TRY IT »
Read through the listing below and copy each line in which the word "bool" occurs.

DATA »
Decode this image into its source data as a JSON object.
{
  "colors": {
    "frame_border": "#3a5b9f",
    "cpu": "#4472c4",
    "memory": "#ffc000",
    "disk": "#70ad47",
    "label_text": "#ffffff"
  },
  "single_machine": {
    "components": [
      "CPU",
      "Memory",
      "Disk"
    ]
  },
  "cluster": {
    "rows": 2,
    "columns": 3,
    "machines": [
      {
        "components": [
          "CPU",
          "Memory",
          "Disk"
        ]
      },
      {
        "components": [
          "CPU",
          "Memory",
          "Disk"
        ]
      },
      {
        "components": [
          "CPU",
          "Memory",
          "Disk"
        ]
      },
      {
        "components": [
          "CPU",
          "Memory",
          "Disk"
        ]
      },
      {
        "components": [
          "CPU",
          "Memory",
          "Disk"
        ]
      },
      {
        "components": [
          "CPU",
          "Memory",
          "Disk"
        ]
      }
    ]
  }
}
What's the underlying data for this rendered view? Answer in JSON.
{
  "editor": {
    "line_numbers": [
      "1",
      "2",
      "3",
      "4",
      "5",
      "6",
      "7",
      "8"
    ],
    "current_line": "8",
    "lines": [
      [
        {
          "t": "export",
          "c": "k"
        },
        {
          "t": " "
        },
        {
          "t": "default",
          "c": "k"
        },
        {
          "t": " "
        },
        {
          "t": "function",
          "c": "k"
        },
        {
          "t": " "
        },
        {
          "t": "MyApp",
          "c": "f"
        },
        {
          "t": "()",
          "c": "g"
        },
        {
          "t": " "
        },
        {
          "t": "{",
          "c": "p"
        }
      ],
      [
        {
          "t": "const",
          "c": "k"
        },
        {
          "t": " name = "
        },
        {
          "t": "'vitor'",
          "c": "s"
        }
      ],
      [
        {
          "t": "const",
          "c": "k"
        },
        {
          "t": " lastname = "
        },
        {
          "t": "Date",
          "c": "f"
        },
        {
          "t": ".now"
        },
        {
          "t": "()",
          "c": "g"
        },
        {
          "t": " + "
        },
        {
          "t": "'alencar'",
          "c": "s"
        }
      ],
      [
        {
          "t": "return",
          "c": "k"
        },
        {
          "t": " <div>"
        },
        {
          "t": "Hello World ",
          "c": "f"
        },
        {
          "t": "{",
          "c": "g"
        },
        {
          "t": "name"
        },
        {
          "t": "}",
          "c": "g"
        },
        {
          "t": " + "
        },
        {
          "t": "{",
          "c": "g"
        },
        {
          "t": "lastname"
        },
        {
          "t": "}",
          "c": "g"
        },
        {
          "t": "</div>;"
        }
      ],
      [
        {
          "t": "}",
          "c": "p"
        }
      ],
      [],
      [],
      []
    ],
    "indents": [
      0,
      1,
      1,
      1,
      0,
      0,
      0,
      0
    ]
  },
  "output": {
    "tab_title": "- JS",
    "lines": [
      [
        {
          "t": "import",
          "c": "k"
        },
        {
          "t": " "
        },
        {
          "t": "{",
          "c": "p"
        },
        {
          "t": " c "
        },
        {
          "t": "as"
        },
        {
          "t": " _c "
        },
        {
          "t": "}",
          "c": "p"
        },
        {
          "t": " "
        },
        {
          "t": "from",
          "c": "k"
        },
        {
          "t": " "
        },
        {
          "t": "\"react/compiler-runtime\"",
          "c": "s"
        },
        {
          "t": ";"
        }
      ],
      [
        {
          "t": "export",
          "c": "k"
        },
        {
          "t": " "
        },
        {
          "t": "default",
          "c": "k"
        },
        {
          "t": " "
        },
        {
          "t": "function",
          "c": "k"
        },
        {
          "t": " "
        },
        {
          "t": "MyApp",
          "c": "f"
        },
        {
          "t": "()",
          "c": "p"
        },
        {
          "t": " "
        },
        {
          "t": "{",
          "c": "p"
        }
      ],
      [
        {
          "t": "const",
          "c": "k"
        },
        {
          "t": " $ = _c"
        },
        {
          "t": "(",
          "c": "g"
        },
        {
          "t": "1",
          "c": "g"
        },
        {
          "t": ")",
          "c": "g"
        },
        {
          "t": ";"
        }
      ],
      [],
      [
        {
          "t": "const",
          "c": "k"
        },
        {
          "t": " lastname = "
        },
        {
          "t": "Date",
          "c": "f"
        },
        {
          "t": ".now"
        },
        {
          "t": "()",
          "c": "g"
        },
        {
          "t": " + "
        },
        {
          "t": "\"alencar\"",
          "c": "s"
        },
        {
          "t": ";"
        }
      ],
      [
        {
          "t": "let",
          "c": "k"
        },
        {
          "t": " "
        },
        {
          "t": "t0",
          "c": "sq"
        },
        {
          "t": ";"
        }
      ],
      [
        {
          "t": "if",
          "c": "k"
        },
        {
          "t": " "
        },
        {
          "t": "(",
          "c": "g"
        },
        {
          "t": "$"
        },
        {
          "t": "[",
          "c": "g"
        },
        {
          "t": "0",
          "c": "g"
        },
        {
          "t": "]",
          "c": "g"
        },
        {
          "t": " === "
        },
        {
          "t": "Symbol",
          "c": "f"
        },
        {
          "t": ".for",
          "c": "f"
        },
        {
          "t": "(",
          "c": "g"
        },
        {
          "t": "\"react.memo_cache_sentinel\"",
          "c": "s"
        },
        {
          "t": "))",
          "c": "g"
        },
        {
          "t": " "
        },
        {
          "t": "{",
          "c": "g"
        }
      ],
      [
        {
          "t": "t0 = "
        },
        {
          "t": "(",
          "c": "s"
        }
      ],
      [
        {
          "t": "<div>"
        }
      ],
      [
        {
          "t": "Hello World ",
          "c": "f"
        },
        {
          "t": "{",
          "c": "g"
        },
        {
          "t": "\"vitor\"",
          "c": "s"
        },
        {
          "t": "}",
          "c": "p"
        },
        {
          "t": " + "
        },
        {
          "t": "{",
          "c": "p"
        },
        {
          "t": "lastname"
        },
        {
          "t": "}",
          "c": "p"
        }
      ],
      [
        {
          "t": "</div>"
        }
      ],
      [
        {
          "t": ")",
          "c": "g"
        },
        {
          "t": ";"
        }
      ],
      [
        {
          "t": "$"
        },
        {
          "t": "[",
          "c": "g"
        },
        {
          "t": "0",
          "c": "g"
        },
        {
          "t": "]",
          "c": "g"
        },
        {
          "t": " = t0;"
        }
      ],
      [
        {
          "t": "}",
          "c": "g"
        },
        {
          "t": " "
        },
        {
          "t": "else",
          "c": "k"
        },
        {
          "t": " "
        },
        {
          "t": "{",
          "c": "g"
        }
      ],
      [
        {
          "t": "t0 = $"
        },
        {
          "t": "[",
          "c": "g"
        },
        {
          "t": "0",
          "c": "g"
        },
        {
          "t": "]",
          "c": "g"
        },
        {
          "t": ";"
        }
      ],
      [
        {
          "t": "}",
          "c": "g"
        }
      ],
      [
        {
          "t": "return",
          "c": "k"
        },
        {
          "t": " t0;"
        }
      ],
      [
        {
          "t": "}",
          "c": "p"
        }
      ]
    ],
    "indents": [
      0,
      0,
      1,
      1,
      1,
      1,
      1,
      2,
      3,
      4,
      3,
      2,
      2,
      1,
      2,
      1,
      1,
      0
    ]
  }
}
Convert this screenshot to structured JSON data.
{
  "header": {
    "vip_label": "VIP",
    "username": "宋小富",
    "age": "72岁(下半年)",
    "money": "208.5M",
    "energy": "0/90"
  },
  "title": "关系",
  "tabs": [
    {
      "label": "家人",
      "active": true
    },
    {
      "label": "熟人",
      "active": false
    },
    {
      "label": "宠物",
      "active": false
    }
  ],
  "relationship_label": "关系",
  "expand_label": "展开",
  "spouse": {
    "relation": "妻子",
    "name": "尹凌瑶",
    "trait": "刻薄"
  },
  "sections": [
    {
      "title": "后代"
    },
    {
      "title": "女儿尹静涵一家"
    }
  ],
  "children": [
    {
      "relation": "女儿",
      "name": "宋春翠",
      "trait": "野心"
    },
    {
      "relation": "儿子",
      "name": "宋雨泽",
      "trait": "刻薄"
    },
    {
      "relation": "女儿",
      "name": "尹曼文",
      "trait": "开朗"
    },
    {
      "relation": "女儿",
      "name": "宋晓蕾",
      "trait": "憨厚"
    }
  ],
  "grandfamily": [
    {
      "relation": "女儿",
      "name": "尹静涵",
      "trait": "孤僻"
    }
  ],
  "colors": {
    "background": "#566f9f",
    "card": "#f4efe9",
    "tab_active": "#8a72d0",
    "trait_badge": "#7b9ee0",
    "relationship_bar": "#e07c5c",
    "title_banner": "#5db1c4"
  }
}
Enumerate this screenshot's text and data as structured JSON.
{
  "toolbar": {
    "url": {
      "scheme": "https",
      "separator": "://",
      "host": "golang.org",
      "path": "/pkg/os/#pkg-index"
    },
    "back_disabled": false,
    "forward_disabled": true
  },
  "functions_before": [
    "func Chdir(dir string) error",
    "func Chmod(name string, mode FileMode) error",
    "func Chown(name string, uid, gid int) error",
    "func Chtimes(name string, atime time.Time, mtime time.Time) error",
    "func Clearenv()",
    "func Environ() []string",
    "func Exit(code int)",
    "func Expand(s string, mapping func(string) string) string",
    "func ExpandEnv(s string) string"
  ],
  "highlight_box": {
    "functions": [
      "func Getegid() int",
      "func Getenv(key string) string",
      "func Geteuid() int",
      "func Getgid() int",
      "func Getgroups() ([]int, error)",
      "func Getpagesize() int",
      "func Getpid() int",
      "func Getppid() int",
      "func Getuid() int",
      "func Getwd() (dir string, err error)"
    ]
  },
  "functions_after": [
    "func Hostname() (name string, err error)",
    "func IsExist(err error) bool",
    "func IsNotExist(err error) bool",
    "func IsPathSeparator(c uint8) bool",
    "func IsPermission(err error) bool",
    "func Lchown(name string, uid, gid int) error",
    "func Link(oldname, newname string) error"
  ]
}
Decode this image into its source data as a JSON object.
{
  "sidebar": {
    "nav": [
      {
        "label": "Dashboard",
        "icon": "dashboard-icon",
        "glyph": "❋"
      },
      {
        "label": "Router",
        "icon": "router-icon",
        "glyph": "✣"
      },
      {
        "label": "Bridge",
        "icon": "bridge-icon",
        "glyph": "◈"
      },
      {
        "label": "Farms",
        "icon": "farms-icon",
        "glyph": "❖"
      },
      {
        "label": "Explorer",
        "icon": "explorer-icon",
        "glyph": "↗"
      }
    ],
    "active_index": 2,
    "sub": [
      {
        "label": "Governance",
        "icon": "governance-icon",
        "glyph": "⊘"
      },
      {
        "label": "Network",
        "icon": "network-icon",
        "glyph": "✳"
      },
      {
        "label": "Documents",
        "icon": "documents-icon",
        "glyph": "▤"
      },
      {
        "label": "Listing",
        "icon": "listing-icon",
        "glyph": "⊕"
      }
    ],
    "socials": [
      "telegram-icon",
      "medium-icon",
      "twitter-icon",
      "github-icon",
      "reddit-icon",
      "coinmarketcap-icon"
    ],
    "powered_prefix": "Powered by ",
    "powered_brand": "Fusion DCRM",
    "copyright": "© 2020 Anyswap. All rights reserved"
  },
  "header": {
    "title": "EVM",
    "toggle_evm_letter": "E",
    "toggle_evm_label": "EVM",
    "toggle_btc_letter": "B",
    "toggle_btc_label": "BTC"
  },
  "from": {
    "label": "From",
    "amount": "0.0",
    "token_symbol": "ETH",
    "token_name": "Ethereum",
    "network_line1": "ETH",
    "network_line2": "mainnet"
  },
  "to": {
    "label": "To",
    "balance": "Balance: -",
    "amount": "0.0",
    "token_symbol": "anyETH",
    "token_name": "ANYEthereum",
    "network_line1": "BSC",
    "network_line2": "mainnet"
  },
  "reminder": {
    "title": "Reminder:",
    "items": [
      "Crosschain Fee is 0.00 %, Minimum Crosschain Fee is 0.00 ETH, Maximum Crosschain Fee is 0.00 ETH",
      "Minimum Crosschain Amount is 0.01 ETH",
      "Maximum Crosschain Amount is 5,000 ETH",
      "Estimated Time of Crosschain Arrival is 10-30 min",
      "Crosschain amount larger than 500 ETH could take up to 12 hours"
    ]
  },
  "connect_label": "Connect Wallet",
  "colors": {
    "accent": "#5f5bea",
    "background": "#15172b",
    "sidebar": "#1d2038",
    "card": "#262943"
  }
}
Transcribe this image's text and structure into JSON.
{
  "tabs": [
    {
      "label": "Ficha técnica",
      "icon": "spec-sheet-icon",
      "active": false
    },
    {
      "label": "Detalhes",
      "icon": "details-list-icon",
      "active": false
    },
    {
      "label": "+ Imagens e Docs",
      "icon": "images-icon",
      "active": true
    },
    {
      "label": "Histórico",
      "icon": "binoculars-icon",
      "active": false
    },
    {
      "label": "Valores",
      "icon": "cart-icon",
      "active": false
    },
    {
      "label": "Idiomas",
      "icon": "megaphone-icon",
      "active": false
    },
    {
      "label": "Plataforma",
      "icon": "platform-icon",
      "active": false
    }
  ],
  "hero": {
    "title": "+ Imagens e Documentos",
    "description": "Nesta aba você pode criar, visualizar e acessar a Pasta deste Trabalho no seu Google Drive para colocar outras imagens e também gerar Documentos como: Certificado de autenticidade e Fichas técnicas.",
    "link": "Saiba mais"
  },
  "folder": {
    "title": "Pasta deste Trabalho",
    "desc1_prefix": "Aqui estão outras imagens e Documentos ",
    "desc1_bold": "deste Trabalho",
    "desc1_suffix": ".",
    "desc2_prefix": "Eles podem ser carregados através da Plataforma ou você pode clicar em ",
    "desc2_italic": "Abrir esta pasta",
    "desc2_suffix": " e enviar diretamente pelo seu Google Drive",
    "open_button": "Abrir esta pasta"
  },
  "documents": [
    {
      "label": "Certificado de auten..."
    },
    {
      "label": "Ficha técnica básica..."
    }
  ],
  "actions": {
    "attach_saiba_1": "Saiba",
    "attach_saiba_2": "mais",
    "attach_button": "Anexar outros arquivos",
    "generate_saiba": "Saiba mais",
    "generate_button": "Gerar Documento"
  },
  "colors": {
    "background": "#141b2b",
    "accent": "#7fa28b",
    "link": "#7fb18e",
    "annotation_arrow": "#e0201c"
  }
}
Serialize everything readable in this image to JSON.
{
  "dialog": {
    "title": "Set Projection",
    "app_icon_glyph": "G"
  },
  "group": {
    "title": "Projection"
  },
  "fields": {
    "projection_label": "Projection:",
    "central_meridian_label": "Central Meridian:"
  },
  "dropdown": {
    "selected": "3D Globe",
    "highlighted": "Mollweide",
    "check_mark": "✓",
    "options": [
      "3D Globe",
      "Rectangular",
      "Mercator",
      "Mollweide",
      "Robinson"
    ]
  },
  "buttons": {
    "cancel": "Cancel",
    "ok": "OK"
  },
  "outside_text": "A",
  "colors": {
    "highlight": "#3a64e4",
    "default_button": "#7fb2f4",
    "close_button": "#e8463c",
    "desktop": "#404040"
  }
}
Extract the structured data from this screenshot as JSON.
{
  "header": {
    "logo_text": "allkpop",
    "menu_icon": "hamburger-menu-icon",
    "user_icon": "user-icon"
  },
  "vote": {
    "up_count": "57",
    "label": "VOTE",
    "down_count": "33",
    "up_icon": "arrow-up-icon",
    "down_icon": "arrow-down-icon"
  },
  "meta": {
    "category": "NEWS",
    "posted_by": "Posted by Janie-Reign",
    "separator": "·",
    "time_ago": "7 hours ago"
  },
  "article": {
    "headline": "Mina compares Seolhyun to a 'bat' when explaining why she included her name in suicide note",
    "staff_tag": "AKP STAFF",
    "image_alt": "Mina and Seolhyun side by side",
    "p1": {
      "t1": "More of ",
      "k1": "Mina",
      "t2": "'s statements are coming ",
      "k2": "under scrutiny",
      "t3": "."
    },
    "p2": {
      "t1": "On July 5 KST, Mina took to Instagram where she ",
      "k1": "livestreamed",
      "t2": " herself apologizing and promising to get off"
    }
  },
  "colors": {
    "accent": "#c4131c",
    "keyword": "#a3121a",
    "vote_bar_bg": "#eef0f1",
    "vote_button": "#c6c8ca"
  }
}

WRITTEN RESPONSE »
    "func IsExist(err error) bool",
    "func IsNotExist(err error) bool",
    "func IsPathSeparator(c uint8) bool",
    "func IsPermission(err error) bool",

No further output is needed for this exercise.